That spin conjures up images of $80,000-a-year yuppies lounging in front of their high-definition TVs, drinking cocktails while their healthy children frolic in the backyard--all of them covered by SCHIP at your expense. Actually, the proposed Senate reform bill would lead to cutbacks in coverage for poor parents and childless adults (less than 10 percent of current recipients), and would overwhelmingly serve uninsured children whose families make no more than twice the poverty level of roughly $20,000 for a family of four, and often far less, according to the nonpartisan Congressional Budget Office.
In fact, the proposed expanded SCHIP program would primarily reach uninsured kids who are already eligible for either SCHIP or the even more restrictive Medicaid program. Indeed, currently nine out of ten of those now enrolled in SCHIP are in families that earn below 200 percent of the poverty line. SCHIP was established in 1997 to cover those low-income, uninsured kids who weren't eligible for Medicaid but whose families typically earn up to twice the poverty level. (The administration concocted its $82,000 figure because New York State said it might cover children in families that are four times the poverty level, but the Senate bill cuts sharply the federal matching grant to any state that raise the eligibility above 300 percent of the poverty level after the law's passed.)

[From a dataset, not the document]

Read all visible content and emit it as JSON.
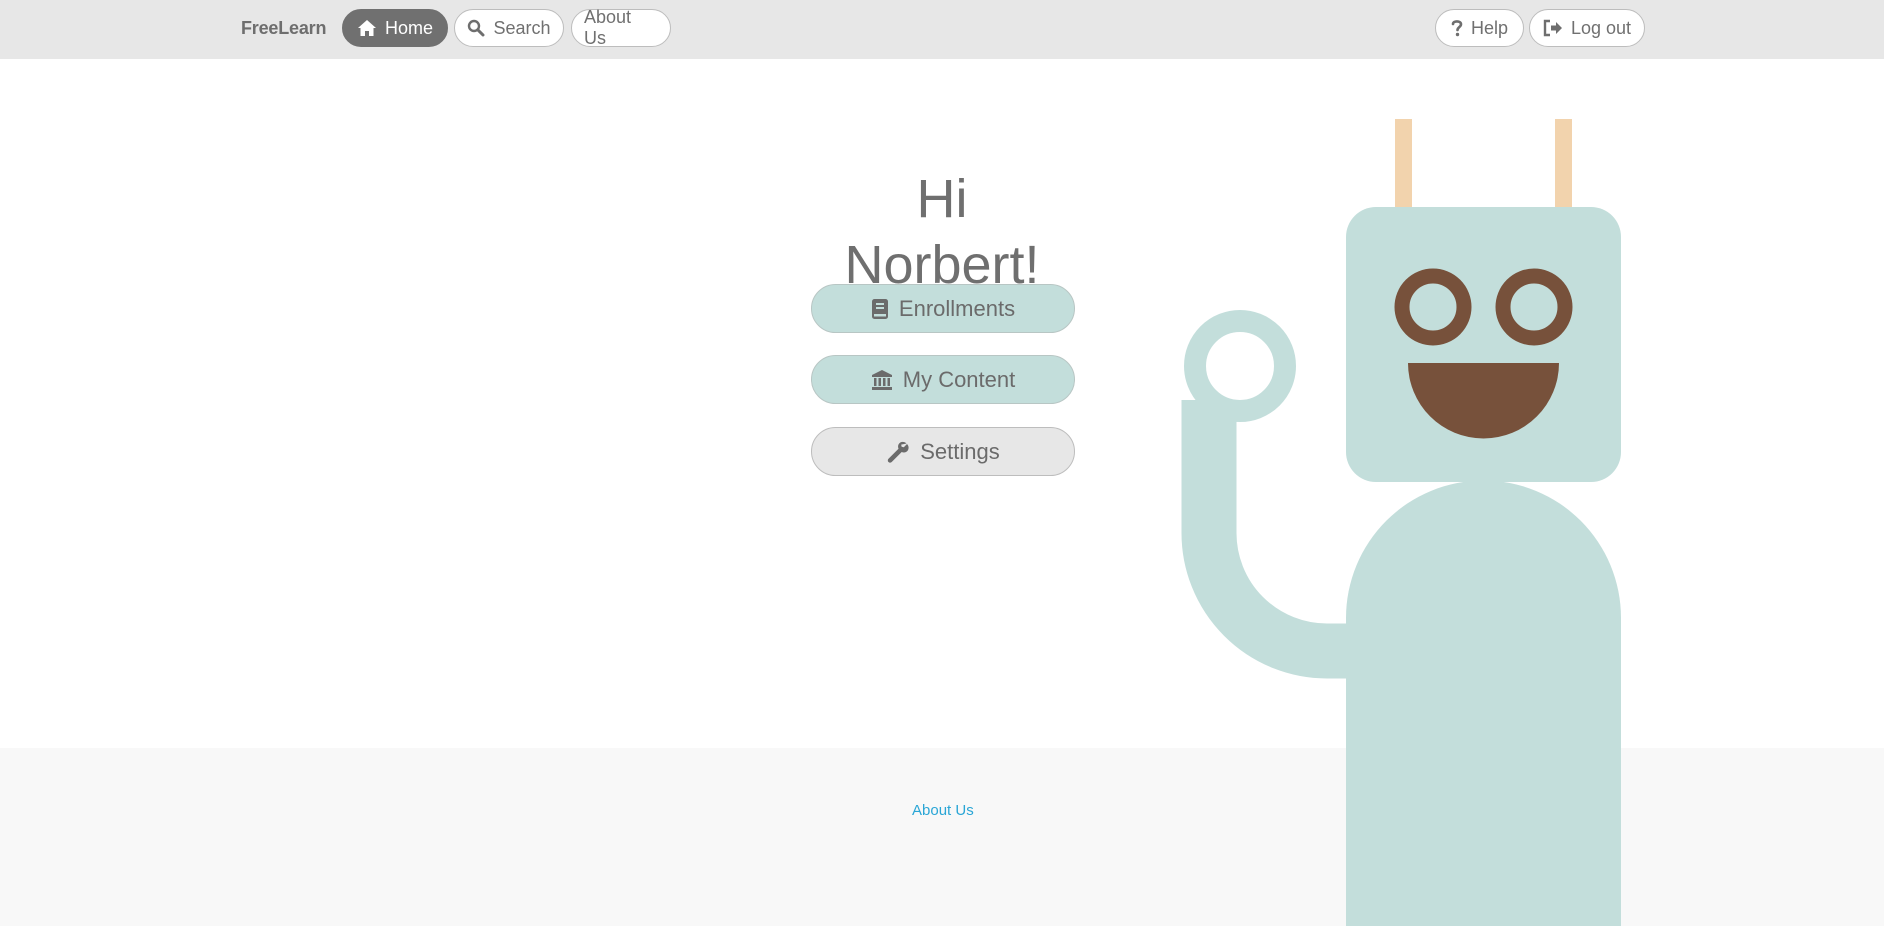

Moreover, the current program reimburses children and poor families for care delivered by private insurers and doctors (it's not British-style medicine, God forbid). And the bipartisan Senate bill even has the backing of such health industry groups as America's Health Insurance Plans (AHIP), the American Medical Association and the Pharmaceutical Research and Manufacturers of America (PhRMA). (The health insurance lobby, though, opposes the House bill because it would cut the excessive payments to the private Medicare Advantage plans offered as an alternative to regular Medicare.)
But you wouldn't know any of that from listening to the baseless rhetoric of President Bush and his henchmen. Bush's proposed $5 billion increase in funding to the program would still leave nearly 20 states without sufficient funds to cover all those now enrolled. Bush opposes major expanded funding for SCHIP because he'd like to link the program with his dead-in-the-water proposals to offer tax credits or deductions to help people pay for high-cost, often exclusionary private insurance on their own.
You can read more about it in "The Bush Administration's New Target: Uninsured Kids," plus access informative news articles, press releases and policy reports. And to add your voice to the debate over SCHIP and tell your members of Congress to support expanding the SCHIP program, go to the Moveon.org and Families USA websites to let legislators know your views.
The challenge now is not primarily in passing some SCHIP legislation in Congress, but in building a groundswell of support large enough to overcome a threatened presidential veto. Here's your chance to help millions of uninsured kids get coverage, even if the President's attitude towards them is: drop dead.